** Opening EXERCISE DATA block **

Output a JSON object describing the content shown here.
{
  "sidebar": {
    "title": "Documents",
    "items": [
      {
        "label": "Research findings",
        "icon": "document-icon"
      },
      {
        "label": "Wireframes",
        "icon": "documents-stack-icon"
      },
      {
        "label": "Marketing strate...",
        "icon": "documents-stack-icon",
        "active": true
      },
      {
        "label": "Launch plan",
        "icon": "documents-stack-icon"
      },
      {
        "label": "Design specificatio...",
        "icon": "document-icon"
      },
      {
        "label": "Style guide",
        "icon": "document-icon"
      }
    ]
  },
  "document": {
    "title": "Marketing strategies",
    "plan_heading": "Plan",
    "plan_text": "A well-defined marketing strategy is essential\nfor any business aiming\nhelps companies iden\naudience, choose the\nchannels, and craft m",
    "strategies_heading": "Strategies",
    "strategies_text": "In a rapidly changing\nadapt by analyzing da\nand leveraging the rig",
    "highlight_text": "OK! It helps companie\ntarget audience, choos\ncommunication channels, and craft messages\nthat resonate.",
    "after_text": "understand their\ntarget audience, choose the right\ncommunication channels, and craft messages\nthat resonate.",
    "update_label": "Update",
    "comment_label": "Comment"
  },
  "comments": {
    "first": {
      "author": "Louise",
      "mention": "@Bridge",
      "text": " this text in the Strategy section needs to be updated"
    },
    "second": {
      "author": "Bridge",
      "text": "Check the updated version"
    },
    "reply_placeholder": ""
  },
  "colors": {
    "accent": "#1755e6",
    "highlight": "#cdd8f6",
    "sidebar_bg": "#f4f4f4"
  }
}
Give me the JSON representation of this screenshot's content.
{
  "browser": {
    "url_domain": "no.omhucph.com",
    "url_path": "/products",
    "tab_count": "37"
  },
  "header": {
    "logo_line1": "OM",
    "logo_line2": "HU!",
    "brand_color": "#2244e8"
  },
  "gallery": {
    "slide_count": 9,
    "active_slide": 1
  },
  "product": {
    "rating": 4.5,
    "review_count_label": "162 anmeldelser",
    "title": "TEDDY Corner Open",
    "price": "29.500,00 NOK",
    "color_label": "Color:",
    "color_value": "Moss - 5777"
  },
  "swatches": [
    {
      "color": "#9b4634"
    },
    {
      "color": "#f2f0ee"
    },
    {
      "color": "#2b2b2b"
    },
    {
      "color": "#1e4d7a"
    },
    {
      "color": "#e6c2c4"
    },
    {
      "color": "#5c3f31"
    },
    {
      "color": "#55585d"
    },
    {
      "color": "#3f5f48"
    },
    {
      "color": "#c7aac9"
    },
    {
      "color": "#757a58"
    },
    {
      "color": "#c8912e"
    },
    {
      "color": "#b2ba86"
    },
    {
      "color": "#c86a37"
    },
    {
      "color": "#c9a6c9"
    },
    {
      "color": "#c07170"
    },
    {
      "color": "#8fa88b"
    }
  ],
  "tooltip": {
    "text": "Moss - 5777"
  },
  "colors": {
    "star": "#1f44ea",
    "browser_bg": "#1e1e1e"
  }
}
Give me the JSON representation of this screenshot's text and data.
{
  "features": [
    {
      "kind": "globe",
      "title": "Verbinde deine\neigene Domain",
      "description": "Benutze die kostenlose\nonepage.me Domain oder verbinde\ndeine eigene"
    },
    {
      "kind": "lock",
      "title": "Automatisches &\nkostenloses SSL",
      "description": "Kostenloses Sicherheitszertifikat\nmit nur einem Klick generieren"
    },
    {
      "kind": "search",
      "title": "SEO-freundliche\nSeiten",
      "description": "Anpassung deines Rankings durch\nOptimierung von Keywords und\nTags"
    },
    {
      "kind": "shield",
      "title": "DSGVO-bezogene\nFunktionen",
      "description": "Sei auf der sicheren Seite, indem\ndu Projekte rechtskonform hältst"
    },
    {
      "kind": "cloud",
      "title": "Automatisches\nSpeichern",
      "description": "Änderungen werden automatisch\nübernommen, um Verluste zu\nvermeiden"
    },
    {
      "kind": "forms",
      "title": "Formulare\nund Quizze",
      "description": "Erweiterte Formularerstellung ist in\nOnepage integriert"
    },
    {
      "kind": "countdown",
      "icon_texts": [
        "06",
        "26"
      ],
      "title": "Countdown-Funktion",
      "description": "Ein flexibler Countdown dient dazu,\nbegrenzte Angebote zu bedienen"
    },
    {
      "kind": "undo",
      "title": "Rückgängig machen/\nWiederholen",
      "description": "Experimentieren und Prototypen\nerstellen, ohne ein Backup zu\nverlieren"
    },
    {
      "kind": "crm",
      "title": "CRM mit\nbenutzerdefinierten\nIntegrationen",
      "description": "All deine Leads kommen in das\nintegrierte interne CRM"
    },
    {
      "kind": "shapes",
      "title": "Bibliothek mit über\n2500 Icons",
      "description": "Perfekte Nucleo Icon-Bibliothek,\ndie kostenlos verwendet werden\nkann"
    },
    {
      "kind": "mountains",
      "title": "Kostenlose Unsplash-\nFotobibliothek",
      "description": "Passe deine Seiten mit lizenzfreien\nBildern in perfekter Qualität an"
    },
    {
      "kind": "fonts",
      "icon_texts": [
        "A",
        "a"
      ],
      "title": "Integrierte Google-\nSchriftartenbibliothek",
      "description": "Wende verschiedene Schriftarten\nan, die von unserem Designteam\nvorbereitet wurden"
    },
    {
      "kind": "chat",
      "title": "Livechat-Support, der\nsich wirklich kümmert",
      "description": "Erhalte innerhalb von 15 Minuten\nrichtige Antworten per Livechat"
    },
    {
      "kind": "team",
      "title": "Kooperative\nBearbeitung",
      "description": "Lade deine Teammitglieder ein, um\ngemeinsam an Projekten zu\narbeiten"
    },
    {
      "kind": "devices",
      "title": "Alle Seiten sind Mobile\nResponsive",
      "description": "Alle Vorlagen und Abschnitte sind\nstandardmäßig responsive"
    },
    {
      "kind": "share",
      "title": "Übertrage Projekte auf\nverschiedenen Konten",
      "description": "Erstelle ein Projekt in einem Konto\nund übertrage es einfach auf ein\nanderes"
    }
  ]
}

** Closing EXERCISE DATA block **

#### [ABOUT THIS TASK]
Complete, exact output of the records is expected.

#### [TASK OUTPUT]
Output a JSON object describing the content shown here.
{
  "sidebar": {
    "title": "Documents",
    "items": [
      {
        "label": "Research findings",
        "icon": "document-icon"
      },
      {
        "label": "Wireframes",
        "icon": "documents-stack-icon"
      },
      {
        "label": "Marketing strate...",
        "icon": "documents-stack-icon",
        "active": true
      },
      {
        "label": "Launch plan",
        "icon": "documents-stack-icon"
      },
      {
        "label": "Design specificatio...",
        "icon": "document-icon"
      },
      {
        "label": "Style guide",
        "icon": "document-icon"
      }
    ]
  },
  "document": {
    "title": "Marketing strategies",
    "plan_heading": "Plan",
    "plan_text": "A well-defined marketing strategy is essential\nfor any business aiming\nhelps companies iden\naudience, choose the\nchannels, and craft m",
    "strategies_heading": "Strategies",
    "strategies_text": "In a rapidly changing\nadapt by analyzing da\nand leveraging the rig",
    "highlight_text": "OK! It helps companie\ntarget audience, choos\ncommunication channels, and craft messages\nthat resonate.",
    "after_text": "understand their\ntarget audience, choose the right\ncommunication channels, and craft messages\nthat resonate.",
    "update_label": "Update",
    "comment_label": "Comment"
  },
  "comments": {
    "first": {
      "author": "Louise",
      "mention": "@Bridge",
      "text": " this text in the Strategy section needs to be updated"
    },
    "second": {
      "author": "Bridge",
      "text": "Check the updated version"
    },
    "reply_placeholder": ""
  },
  "colors": {
    "accent": "#1755e6",
    "highlight": "#cdd8f6",
    "sidebar_bg": "#f4f4f4"
  }
}
Give me the JSON representation of this screenshot's content.
{
  "browser": {
    "url_domain": "no.omhucph.com",
    "url_path": "/products",
    "tab_count": "37"
  },
  "header": {
    "logo_line1": "OM",
    "logo_line2": "HU!",
    "brand_color": "#2244e8"
  },
  "gallery": {
    "slide_count": 9,
    "active_slide": 1
  },
  "product": {
    "rating": 4.5,
    "review_count_label": "162 anmeldelser",
    "title": "TEDDY Corner Open",
    "price": "29.500,00 NOK",
    "color_label": "Color:",
    "color_value": "Moss - 5777"
  },
  "swatches": [
    {
      "color": "#9b4634"
    },
    {
      "color": "#f2f0ee"
    },
    {
      "color": "#2b2b2b"
    },
    {
      "color": "#1e4d7a"
    },
    {
      "color": "#e6c2c4"
    },
    {
      "color": "#5c3f31"
    },
    {
      "color": "#55585d"
    },
    {
      "color": "#3f5f48"
    },
    {
      "color": "#c7aac9"
    },
    {
      "color": "#757a58"
    },
    {
      "color": "#c8912e"
    },
    {
      "color": "#b2ba86"
    },
    {
      "color": "#c86a37"
    },
    {
      "color": "#c9a6c9"
    },
    {
      "color": "#c07170"
    },
    {
      "color": "#8fa88b"
    }
  ],
  "tooltip": {
    "text": "Moss - 5777"
  },
  "colors": {
    "star": "#1f44ea",
    "browser_bg": "#1e1e1e"
  }
}
Give me the JSON representation of this screenshot's text and data.
{
  "features": [
    {
      "kind": "globe",
      "title": "Verbinde deine\neigene Domain",
      "description": "Benutze die kostenlose\nonepage.me Domain oder verbinde\ndeine eigene"
    },
    {
      "kind": "lock",
      "title": "Automatisches &\nkostenloses SSL",
      "description": "Kostenloses Sicherheitszertifikat\nmit nur einem Klick generieren"
    },
    {
      "kind": "search",
      "title": "SEO-freundliche\nSeiten",
      "description": "Anpassung deines Rankings durch\nOptimierung von Keywords und\nTags"
    },
    {
      "kind": "shield",
      "title": "DSGVO-bezogene\nFunktionen",
      "description": "Sei auf der sicheren Seite, indem\ndu Projekte rechtskonform hältst"
    },
    {
      "kind": "cloud",
      "title": "Automatisches\nSpeichern",
      "description": "Änderungen werden automatisch\nübernommen, um Verluste zu\nvermeiden"
    },
    {
      "kind": "forms",
      "title": "Formulare\nund Quizze",
      "description": "Erweiterte Formularerstellung ist in\nOnepage integriert"
    },
    {
      "kind": "countdown",
      "icon_texts": [
        "06",
        "26"
      ],
      "title": "Countdown-Funktion",
      "description": "Ein flexibler Countdown dient dazu,\nbegrenzte Angebote zu bedienen"
    },
    {
      "kind": "undo",
      "title": "Rückgängig machen/\nWiederholen",
      "description": "Experimentieren und Prototypen\nerstellen, ohne ein Backup zu\nverlieren"
    },
    {
      "kind": "crm",
      "title": "CRM mit\nbenutzerdefinierten\nIntegrationen",
      "description": "All deine Leads kommen in das\nintegrierte interne CRM"
    },
    {
      "kind": "shapes",
      "title": "Bibliothek mit über\n2500 Icons",
      "description": "Perfekte Nucleo Icon-Bibliothek,\ndie kostenlos verwendet werden\nkann"
    },
    {
      "kind": "mountains",
      "title": "Kostenlose Unsplash-\nFotobibliothek",
      "description": "Passe deine Seiten mit lizenzfreien\nBildern in perfekter Qualität an"
    },
    {
      "kind": "fonts",
      "icon_texts": [
        "A",
        "a"
      ],
      "title": "Integrierte Google-\nSchriftartenbibliothek",
      "description": "Wende verschiedene Schriftarten\nan, die von unserem Designteam\nvorbereitet wurden"
    },
    {
      "kind": "chat",
      "title": "Livechat-Support, der\nsich wirklich kümmert",
      "description": "Erhalte innerhalb von 15 Minuten\nrichtige Antworten per Livechat"
    },
    {
      "kind": "team",
      "title": "Kooperative\nBearbeitung",
      "description": "Lade deine Teammitglieder ein, um\ngemeinsam an Projekten zu\narbeiten"
    },
    {
      "kind": "devices",
      "title": "Alle Seiten sind Mobile\nResponsive",
      "description": "Alle Vorlagen und Abschnitte sind\nstandardmäßig responsive"
    },
    {
      "kind": "share",
      "title": "Übertrage Projekte auf\nverschiedenen Konten",
      "description": "Erstelle ein Projekt in einem Konto\nund übertrage es einfach auf ein\nanderes"
    }
  ]
}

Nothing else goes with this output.